Highly Structured Strategic Chart of Accounts -- a Vital Element of your Corporate Information Arsenal

The Product Catalogue -- an Essential Element of any Precision Configuration

Attributes -- answers to the questions you have NOT yet thought to ask

Case Studies of Notably Successful Projects with high value Precision Configuration

092 Doing things differently and better -- ASCO Case Study 2-- BPM Summit 2013

088 Strategic ERP Invesment -- ASCO Case Study -- Service Management Conference and Exhibition Africa

026 Information Architecture and Design of FIS for Rennies Group -- Financial Information Systems Conf

018 CRM Risk Control: Designing and Implementing an Integrated Risk Mgmt Sys -- Integrated Risk Mgmt Conf

011 V3 Consulting Eng: Benefits of MIS to Professional Practice -- SAICE 15th Ann Conf on Computers in Civil Eng

Strategically Enriching your Business Information Systems

Part 1 -- Introduction
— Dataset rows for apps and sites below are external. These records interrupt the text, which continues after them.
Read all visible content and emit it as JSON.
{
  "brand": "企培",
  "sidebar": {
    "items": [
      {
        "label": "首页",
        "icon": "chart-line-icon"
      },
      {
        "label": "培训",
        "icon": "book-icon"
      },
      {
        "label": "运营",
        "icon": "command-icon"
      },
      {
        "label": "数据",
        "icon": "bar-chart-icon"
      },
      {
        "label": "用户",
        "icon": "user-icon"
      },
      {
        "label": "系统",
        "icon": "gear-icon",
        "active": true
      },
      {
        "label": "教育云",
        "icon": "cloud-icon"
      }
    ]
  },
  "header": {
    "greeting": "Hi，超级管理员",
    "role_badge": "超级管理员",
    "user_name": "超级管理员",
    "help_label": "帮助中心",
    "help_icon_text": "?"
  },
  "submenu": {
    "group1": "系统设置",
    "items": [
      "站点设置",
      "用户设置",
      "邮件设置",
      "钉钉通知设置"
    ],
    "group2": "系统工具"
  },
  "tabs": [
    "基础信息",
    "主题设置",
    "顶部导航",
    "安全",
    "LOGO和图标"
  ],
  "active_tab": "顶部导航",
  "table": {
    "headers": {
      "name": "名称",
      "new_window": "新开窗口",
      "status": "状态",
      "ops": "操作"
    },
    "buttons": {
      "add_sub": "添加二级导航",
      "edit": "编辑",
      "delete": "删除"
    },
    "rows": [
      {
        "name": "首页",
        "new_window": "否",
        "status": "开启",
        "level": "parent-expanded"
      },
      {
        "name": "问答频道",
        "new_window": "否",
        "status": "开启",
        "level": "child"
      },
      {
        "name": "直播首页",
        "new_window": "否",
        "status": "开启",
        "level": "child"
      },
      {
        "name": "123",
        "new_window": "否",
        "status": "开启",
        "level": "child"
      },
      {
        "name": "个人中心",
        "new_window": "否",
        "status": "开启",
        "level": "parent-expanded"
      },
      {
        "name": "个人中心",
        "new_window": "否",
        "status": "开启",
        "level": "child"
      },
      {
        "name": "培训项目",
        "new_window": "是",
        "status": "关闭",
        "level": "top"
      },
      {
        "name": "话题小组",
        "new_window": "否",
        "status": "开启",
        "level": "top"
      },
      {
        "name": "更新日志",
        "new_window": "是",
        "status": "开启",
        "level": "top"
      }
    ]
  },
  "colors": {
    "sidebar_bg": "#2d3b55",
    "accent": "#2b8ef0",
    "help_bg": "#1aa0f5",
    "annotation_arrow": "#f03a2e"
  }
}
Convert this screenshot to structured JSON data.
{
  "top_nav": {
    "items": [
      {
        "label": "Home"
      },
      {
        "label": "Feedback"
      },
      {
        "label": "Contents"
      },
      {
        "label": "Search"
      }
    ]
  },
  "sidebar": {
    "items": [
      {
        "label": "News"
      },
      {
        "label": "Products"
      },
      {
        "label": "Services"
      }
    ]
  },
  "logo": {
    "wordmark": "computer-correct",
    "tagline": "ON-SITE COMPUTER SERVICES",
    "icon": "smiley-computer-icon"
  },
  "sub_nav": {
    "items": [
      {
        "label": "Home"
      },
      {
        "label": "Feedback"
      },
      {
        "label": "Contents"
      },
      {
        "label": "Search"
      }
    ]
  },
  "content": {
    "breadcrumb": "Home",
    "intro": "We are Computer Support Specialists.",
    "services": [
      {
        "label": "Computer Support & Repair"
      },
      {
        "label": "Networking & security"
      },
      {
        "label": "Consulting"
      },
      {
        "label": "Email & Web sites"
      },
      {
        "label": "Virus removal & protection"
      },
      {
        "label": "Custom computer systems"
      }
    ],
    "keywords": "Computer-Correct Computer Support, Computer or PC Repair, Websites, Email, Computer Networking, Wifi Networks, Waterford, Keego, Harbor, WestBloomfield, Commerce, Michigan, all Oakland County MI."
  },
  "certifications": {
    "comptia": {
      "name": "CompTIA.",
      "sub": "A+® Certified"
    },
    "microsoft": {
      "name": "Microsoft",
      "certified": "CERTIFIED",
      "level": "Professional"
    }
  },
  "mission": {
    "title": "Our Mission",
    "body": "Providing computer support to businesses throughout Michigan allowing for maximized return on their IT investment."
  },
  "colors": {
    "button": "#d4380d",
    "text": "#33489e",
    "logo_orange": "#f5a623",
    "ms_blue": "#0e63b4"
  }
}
Part 2 -- Principles of Data Engineering

Part 3 -- Steps in applying these recommendations

Simple Steps to increase the strategic information value yield from your Business Systems Investment

The Full JAR&A Taxonomy Manual

Part 1: Introduction, Problem Statement, Definitions and Examples

Part 2: Why Use JAR&A, Required Knowledge and Experience, Cubic Business Model and Chart of Accounts and Taxonomy Software

Part 3: How to do it, Case Studies and White Papers and other References

Example General Ledger Manual

Business Process -- Irrelevant, Distracting and Dangerous

The RIGHT Approach

Custom Strategic Software Design and Oversight of Construction

Standards for Custom Software Specification

What IS Software?

IT Effectiveness

Organizing Outlook

Critical Factors for I.T. Success

A Moral and Ethical Dilemma -- Systems that Fail

Case Studies examining Business Information System failures

The BBC Digital Media Initiative Debacle

The Bridgestone -- IBM Conflict

Speaking and Training

Showcase of Conference Presentations

Most Viewed Presentations

Briefings and Seminars

Why your ERP/BIS is NOT delivering and HOW to FIX it

ERP and IT Procurement that Delivers Results

The Critical Factors for IT and ERP Investment Success

Other Seminars

Conferences and Public Presentations

Conferences 80 to 99 -- 2009 to Present

Conferences 60 to 79 -- 2005 to 2009

Conferences 40 to 59 -- 1996 to 2005

Conferences 20 to 39 -- 1994 to 1996

Conferences 01 to 19 -- 1989 to 1994

On-Line Seminars (Webinars)

Webinar on Preparing and Presenting Webinars

Contacting James A Robertson and Associates Limited